:: Task item ::
If a line of the data below contains the string "JSON", count it, then state the total alone.
· · · · · · ·
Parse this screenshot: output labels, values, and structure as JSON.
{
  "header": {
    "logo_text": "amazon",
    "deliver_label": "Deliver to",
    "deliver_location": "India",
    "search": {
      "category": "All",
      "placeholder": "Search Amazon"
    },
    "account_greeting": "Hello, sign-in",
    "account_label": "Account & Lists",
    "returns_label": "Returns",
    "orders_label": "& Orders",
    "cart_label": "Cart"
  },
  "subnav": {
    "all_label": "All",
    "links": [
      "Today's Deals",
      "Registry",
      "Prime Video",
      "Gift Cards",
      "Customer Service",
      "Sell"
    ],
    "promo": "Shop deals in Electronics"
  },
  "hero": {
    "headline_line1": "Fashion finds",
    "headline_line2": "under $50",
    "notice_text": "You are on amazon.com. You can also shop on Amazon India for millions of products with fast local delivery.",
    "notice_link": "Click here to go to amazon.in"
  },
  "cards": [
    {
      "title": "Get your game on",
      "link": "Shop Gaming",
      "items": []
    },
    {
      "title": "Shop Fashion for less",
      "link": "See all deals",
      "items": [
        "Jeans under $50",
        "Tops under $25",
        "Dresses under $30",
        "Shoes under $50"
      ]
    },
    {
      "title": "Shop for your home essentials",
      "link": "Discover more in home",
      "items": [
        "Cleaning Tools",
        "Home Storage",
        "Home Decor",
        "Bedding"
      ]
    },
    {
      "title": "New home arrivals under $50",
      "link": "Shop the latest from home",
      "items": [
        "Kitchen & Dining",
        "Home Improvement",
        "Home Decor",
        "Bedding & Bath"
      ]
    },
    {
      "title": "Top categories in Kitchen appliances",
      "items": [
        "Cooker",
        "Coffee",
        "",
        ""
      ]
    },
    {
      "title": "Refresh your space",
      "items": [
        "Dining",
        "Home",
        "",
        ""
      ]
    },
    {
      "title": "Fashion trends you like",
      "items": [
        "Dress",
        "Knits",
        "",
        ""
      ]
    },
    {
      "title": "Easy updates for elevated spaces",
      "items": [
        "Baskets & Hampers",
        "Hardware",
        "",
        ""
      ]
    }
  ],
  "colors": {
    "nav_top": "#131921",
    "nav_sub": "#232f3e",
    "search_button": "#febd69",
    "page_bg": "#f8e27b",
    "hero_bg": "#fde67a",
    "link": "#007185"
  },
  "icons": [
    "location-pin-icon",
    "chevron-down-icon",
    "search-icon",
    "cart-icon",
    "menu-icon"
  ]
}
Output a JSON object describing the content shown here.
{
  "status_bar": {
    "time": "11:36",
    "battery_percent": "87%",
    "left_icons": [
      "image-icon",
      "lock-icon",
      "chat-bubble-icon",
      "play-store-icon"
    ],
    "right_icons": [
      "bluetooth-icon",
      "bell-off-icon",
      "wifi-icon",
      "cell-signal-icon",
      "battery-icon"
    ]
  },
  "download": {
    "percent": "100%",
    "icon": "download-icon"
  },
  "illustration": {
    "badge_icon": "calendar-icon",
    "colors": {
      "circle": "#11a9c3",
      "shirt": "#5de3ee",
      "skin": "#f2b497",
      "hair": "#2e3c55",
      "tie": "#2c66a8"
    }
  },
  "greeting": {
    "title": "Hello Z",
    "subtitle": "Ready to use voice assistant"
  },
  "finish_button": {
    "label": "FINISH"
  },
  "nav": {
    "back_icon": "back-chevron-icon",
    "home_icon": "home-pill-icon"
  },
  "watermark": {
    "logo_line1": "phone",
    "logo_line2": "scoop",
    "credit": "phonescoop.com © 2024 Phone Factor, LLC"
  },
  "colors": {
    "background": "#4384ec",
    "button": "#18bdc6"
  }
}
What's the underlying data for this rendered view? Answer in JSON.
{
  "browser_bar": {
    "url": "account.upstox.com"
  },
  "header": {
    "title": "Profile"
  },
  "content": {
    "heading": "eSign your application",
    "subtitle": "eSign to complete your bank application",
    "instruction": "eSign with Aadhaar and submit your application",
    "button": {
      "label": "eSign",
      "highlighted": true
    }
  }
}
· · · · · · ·
:: Answer box ::
3